OKC Dodgers recruit customer service star through iJobs disability training program
OKLAHOMA CITY - Carter Williams gets paid to rub dirt on new baseballs for the Oklahoma City Dodgers. Yes, that’s his job.
He also fills up buckets of ice for ice baths, scans tickets, ushers, stocks supplies and loads gear on “getaway day” when players head out of town.
Williams, age 18, is tall, blond and immediately likeable with a great, big smile.
A senior at Edmond Memorial High School, he is a man of action, rather than words, especially around strangers.
Williams wears a blue polo shirt and cap with Dodgers logos -- the official customer service uniform. A water bottle is tucked in the back pocket of his shorts.
He got his dream job through iJobs, a training program for high school students with disabilities operated by the Oklahoma Department of Rehabilitation Services.
“iJobs gives high school students the opportunity to possibly have their first paid work experience in an area related to their vocational interest,” said Kim Osmani, DRS Transition School-to-Work Coordinator for a range of job training programs including iJobs.
“For most, this experience helps solidify what vocational goal they want to work toward, and for a few, it helps them weed out those jobs they thought they wanted to do,” Osmani explains about the program she launched in 2013.
As a DRS Transition program client, Williams, who has an intellectual disability, is building good career skills and having a great time at the ballpark.
“I like my job,” Williams said. “I love it. I like to stay busy.”
Wayne Mosby, customer service manager and Williams’ supervisor agrees. “He’s punctual, and he’ll do whatever you ask him to do without raising an eyebrow.
“I haven’t put him out on the baseball field yet, but that’s next,” Mosby teased as Williams vigorously shook his head indicating no.
Clearly, there’s a bond between soft-spoken Williams and Mosby.

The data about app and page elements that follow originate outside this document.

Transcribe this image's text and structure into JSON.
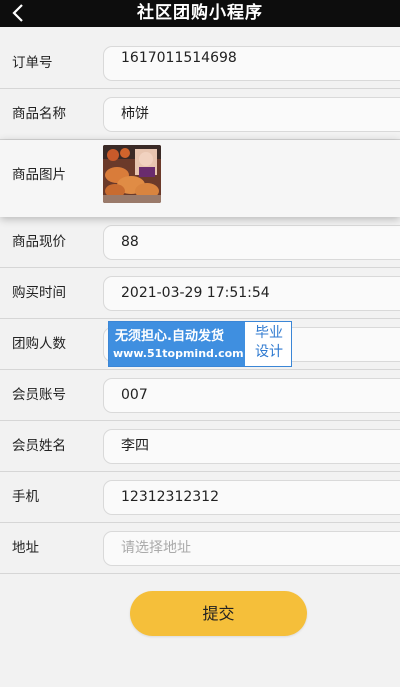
{
  "header": {
    "title": "社区团购小程序"
  },
  "form": {
    "order_no": {
      "label": "订单号",
      "value": "1617011514698"
    },
    "product_name": {
      "label": "商品名称",
      "value": "柿饼"
    },
    "product_image": {
      "label": "商品图片"
    },
    "price": {
      "label": "商品现价",
      "value": "88"
    },
    "purchase_time": {
      "label": "购买时间",
      "value": "2021-03-29 17:51:54"
    },
    "group_count": {
      "label": "团购人数",
      "value": ""
    },
    "member_account": {
      "label": "会员账号",
      "value": "007"
    },
    "member_name": {
      "label": "会员姓名",
      "value": "李四"
    },
    "phone": {
      "label": "手机",
      "value": "12312312312"
    },
    "address": {
      "label": "地址",
      "placeholder": "请选择地址"
    }
  },
  "submit_label": "提交",
  "watermark": {
    "line1": "无须担心.自动发货",
    "line2": "www.51topmind.com",
    "right1": "毕业",
    "right2": "设计"
  },
  "colors": {
    "header_bg": "#0d0d0d",
    "submit_bg": "#f5bf3a",
    "watermark_blue": "#3f8fe0"
  },
  "icons": {
    "back": "chevron-left-icon"
  }
}
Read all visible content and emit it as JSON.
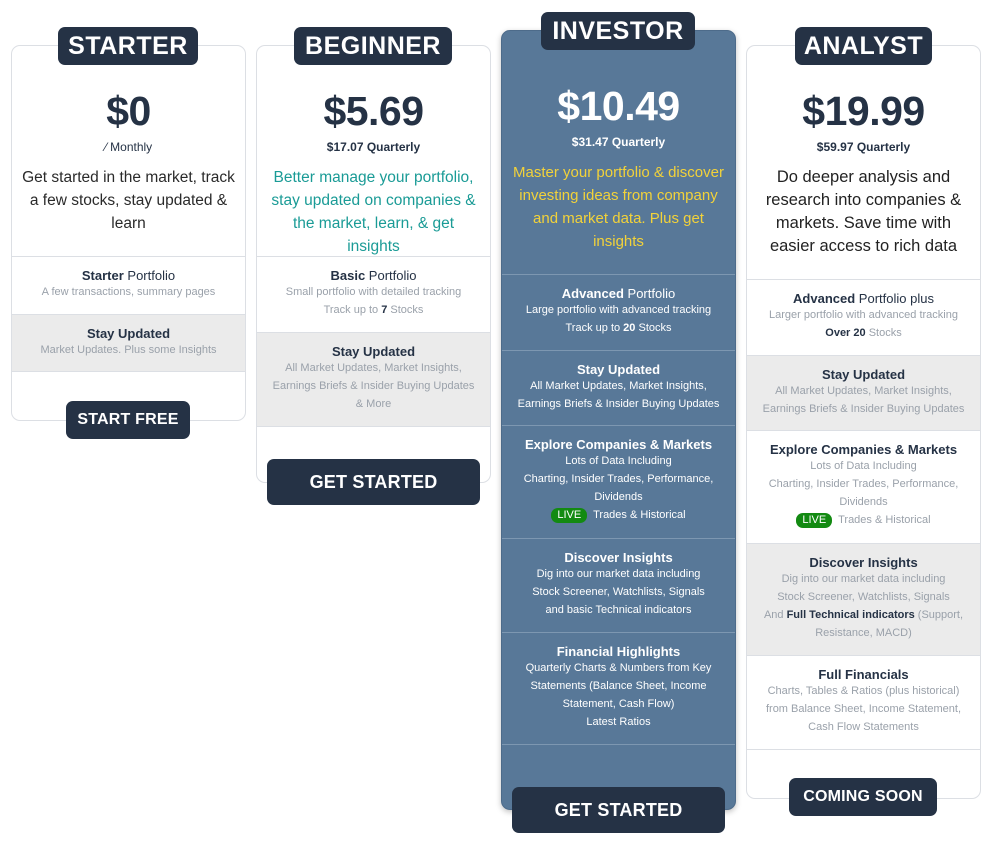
{
  "plans": [
    {
      "title": "STARTER",
      "price": "$0",
      "sub": "⁄ Monthly",
      "description": "Get started in the market, track a few stocks, stay updated & learn",
      "sections": [
        {
          "title_bold": "Starter",
          "title_rest": " Portfolio",
          "lines": [
            "A few transactions, summary pages"
          ]
        },
        {
          "title_bold": "Stay Updated",
          "title_rest": "",
          "lines": [
            "Market Updates. Plus some Insights"
          ]
        }
      ],
      "button": "START FREE"
    },
    {
      "title": "BEGINNER",
      "price": "$5.69",
      "sub": "$17.07 Quarterly",
      "description": "Better manage your portfolio, stay updated on companies & the market, learn, & get insights",
      "sections": [
        {
          "title_bold": "Basic",
          "title_rest": " Portfolio",
          "lines": [
            "Small portfolio with detailed tracking"
          ],
          "track_pre": "Track up to ",
          "track_bold": "7",
          "track_post": " Stocks"
        },
        {
          "title_bold": "Stay Updated",
          "title_rest": "",
          "lines": [
            "All Market Updates, Market Insights,",
            "Earnings Briefs & Insider Buying Updates",
            "& More"
          ]
        }
      ],
      "button": "GET STARTED"
    },
    {
      "title": "INVESTOR",
      "price": "$10.49",
      "sub": "$31.47 Quarterly",
      "description": "Master your portfolio & discover investing ideas from company and market data. Plus get insights",
      "sections": [
        {
          "title_bold": "Advanced",
          "title_rest": " Portfolio",
          "lines": [
            "Large portfolio with advanced tracking"
          ],
          "track_pre": "Track up to ",
          "track_bold": "20",
          "track_post": " Stocks"
        },
        {
          "title_bold": "Stay Updated",
          "title_rest": "",
          "lines": [
            "All Market Updates, Market Insights,",
            "Earnings Briefs & Insider Buying Updates"
          ]
        },
        {
          "title_bold": "Explore Companies & Markets",
          "title_rest": "",
          "lines": [
            "Lots of Data Including",
            "Charting, Insider Trades, Performance,",
            "Dividends"
          ],
          "live": "LIVE",
          "live_text": " Trades & Historical"
        },
        {
          "title_bold": "Discover Insights",
          "title_rest": "",
          "lines": [
            "Dig into our market data including",
            "Stock Screener, Watchlists, Signals",
            "and basic Technical indicators"
          ]
        },
        {
          "title_bold": "Financial Highlights",
          "title_rest": "",
          "lines": [
            "Quarterly Charts & Numbers from Key",
            "Statements (Balance Sheet, Income",
            "Statement, Cash Flow)",
            "Latest Ratios"
          ]
        }
      ],
      "button": "GET STARTED"
    },
    {
      "title": "ANALYST",
      "price": "$19.99",
      "sub": "$59.97 Quarterly",
      "description": "Do deeper analysis and research into companies & markets. Save time with easier access to rich data",
      "sections": [
        {
          "title_bold": "Advanced",
          "title_rest": " Portfolio plus",
          "lines": [
            "Larger portfolio with advanced tracking"
          ],
          "track_pre": "",
          "track_bold": "Over 20",
          "track_post": " Stocks"
        },
        {
          "title_bold": "Stay Updated",
          "title_rest": "",
          "lines": [
            "All Market Updates, Market Insights,",
            "Earnings Briefs & Insider Buying Updates"
          ]
        },
        {
          "title_bold": "Explore Companies & Markets",
          "title_rest": "",
          "lines": [
            "Lots of Data Including",
            "Charting, Insider Trades, Performance,",
            "Dividends"
          ],
          "live": "LIVE",
          "live_text": " Trades & Historical"
        },
        {
          "title_bold": "Discover Insights",
          "title_rest": "",
          "lines": [
            "Dig into our market data including",
            "Stock Screener, Watchlists, Signals"
          ],
          "adv_pre": "And ",
          "adv_bold": "Full Technical indicators",
          "adv_post": " (Support,",
          "adv_last": "Resistance, MACD)"
        },
        {
          "title_bold": "Full Financials",
          "title_rest": "",
          "lines": [
            "Charts, Tables & Ratios (plus historical)",
            "from Balance Sheet, Income Statement,",
            "Cash Flow Statements"
          ]
        }
      ],
      "button": "COMING SOON"
    }
  ],
  "colors": {
    "navy": "#253245",
    "investor_bg": "#587898",
    "teal": "#1a9b96",
    "gold": "#f2d23a",
    "live_green": "#138a12",
    "grey_section": "#ebebeb"
  }
}
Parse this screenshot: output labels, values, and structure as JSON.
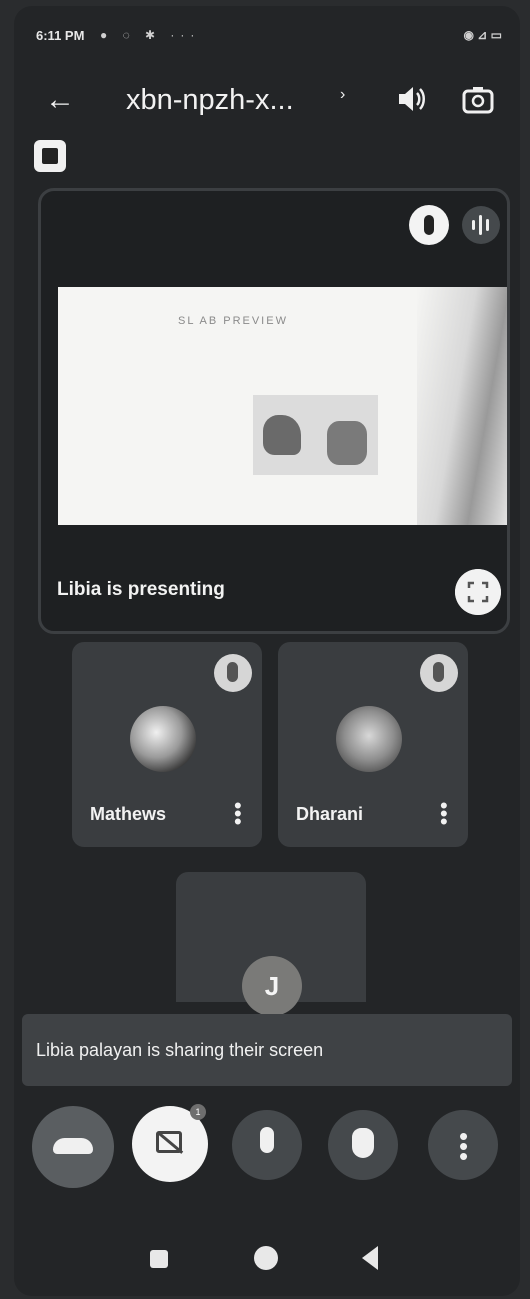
{
  "status_bar": {
    "time": "6:11 PM",
    "left_icons": "● ◌ ✱ ···",
    "right_icons": "◉ ⊿ ▭"
  },
  "top_bar": {
    "back_icon": "arrow-left-icon",
    "meeting_code": "xbn-npzh-x...",
    "caret": "›",
    "speaker_icon": "speaker-icon",
    "camera_switch_icon": "switch-camera-icon"
  },
  "presentation": {
    "slide_heading": "SL  AB  PREVIEW",
    "presenter_label": "Libia is presenting"
  },
  "participants": [
    {
      "name": "Mathews"
    },
    {
      "name": "Dharani"
    }
  ],
  "self_tile": {
    "initial": "J"
  },
  "banner": {
    "text": "Libia palayan is sharing their screen"
  },
  "controls": {
    "share_badge": "1"
  },
  "colors": {
    "background": "#232527",
    "tile": "#3a3d40",
    "button_dark": "#45494c",
    "accent_light": "#f3f3f3"
  }
}
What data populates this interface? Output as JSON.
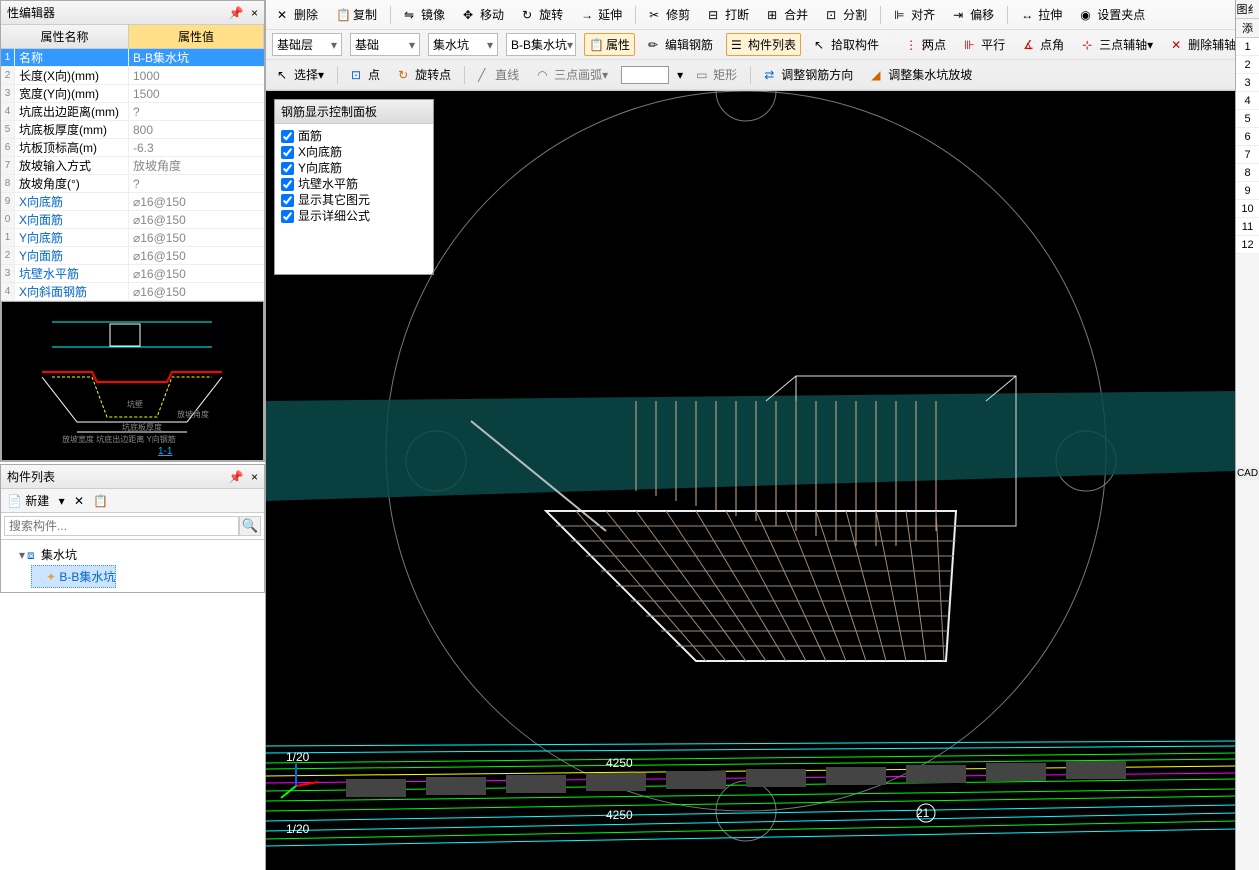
{
  "propEditor": {
    "title": "性编辑器",
    "header": {
      "name": "属性名称",
      "value": "属性值"
    },
    "rows": [
      {
        "idx": "1",
        "name": "名称",
        "value": "B-B集水坑",
        "selected": true
      },
      {
        "idx": "2",
        "name": "长度(X向)(mm)",
        "value": "1000"
      },
      {
        "idx": "3",
        "name": "宽度(Y向)(mm)",
        "value": "1500"
      },
      {
        "idx": "4",
        "name": "坑底出边距离(mm)",
        "value": "?"
      },
      {
        "idx": "5",
        "name": "坑底板厚度(mm)",
        "value": "800"
      },
      {
        "idx": "6",
        "name": "坑板顶标高(m)",
        "value": "-6.3"
      },
      {
        "idx": "7",
        "name": "放坡输入方式",
        "value": "放坡角度"
      },
      {
        "idx": "8",
        "name": "放坡角度(°)",
        "value": "?"
      },
      {
        "idx": "9",
        "name": "X向底筋",
        "value": "⌀16@150",
        "link": true
      },
      {
        "idx": "0",
        "name": "X向面筋",
        "value": "⌀16@150",
        "link": true
      },
      {
        "idx": "1",
        "name": "Y向底筋",
        "value": "⌀16@150",
        "link": true
      },
      {
        "idx": "2",
        "name": "Y向面筋",
        "value": "⌀16@150",
        "link": true
      },
      {
        "idx": "3",
        "name": "坑壁水平筋",
        "value": "⌀16@150",
        "link": true
      },
      {
        "idx": "4",
        "name": "X向斜面钢筋",
        "value": "⌀16@150",
        "link": true
      }
    ],
    "previewLink": "1-1"
  },
  "componentList": {
    "title": "构件列表",
    "new": "新建",
    "searchPlaceholder": "搜索构件...",
    "root": "集水坑",
    "child": "B-B集水坑"
  },
  "ribbon": {
    "row1": [
      "删除",
      "复制",
      "镜像",
      "移动",
      "旋转",
      "延伸",
      "修剪",
      "打断",
      "合并",
      "分割",
      "对齐",
      "偏移",
      "拉伸",
      "设置夹点"
    ],
    "row2": {
      "layer": "基础层",
      "category": "基础",
      "type": "集水坑",
      "name": "B-B集水坑",
      "attrib": "属性",
      "editRebar": "编辑钢筋",
      "compList": "构件列表",
      "pick": "拾取构件",
      "twoPoint": "两点",
      "parallel": "平行",
      "angle": "点角",
      "threePoint": "三点辅轴",
      "delAxis": "删除辅轴"
    },
    "row3": {
      "select": "选择",
      "point": "点",
      "rotPoint": "旋转点",
      "line": "直线",
      "arc": "三点画弧",
      "rect": "矩形",
      "adjustDir": "调整钢筋方向",
      "adjustSlope": "调整集水坑放坡"
    }
  },
  "floatPanel": {
    "title": "钢筋显示控制面板",
    "items": [
      "面筋",
      "X向底筋",
      "Y向底筋",
      "坑壁水平筋",
      "显示其它图元",
      "显示详细公式"
    ]
  },
  "rightStrip": {
    "top1": "图纟",
    "top2": "添",
    "nums": [
      "1",
      "2",
      "3",
      "4",
      "5",
      "6",
      "7",
      "8",
      "9",
      "10",
      "11",
      "12"
    ],
    "cad": "CAD"
  },
  "viewport": {
    "dims": [
      "4250",
      "4250",
      "1/20",
      "1/20",
      "21"
    ]
  }
}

They banter and joke as Mosby encourages Williams to “open up and talk” during the interview for this story.
“Wayne is a good man,” Williams said softly, wearing that constant smile.
“My motto is you try everything once, twice if you like it,” Mosby said. “I think you got to give every kid a chance – no matter disabilities or no disabilities. And I do that out here with people. I think every kid ought to have a chance to work at a ballpark, and other sporting venues should look into hiring these kids too.”
In an email to Mosby, Williams’ mother Nancy Williams wrote, “The wonderful way that you work with Carter, letting him deliver on his strengths and teasing him out of his comfort zone to work on his challenges, goes a long way to make you a hero in my books.”
Before he knew about iJobs, Mosby approached special education teachers Jeff Moore at Carl Albert High School and Dedra Strecker at Carl Albert Middle School for hiring recommendations. Three of those students are now working at the ballpark as part-time, seasonal employees.
When the Carl Albert teachers told Mosby about iJobs, he went to the top to sell the program. He asked DRS vocational rehabilitation counselor Carl Perkins from Midwest City to visit with OKC Dodgers President and General Manager Michael Byrnes and Director of Operations Mitch Stubenhofer. Top management supported the program and encouraged Mosby to work with two iJobs students as part of the Dodgers’ program.
Evan Todd from Moore works at the ballpark too and was hired through the iJobs program.
iJobs expanded this year to four locations: Norman High School, Owasso Mid-High School and Francis Tuttle Career Technology and Classen School of Advanced Studies, both in Oklahoma City.
Thirty-three students participate in the summer program, which includes half-days of classroom studies each week. That focus is job and social skills, money management, students’ workplace experiences – and ultimately building self-confidence. Students took field trips to volunteer at the Regional Food Bank of Oklahoma, window shop at the mall and Goodwill Industries, or visit the Federal Reserve Bank.
“As with any new program, it is better to grow slowly and improve upon what you do than to grow too fast and have things fall apart,” Osmani explained. “We are not without our bumps along the way, but we are better able to manage them well them at this pace.”
Bonnie Allen, who is Williams’ DRS vocational rehabilitation counselor, said, “Carter is a really nice kid who found the perfect job, and he’s doing great.”
The Oklahoma City Dodgers are the Triple-A affiliate of the Los Angeles Dodgers and have been a member of the Pacific Coast League since 1998. The team has won seven division titles in 17 seasons and plays home games at Chickasaw Bricktown Ballpark -- recognized as one of the best facilities in Minor League Baseball by several national publications. For more information, visit www.okcdodgers.com or phone 405-218-1000.
The Transition School-to-Work Program helps eligible students with disabilities get vocational rehabilitation services that prepare them for employment and life after high school. Services may include career counseling, vocational evaluation, work adjustment training, on-the-job training, work study, and job development and placement. iJobs is just one of the many programs DRS offers to help youth with disabilities prepare for employment after high school. For more information, contact DRS Transition at 405-635-2768 or 800-845-8476 toll free or visit DRS Transition on the web at www.okdrs.org/students/transition.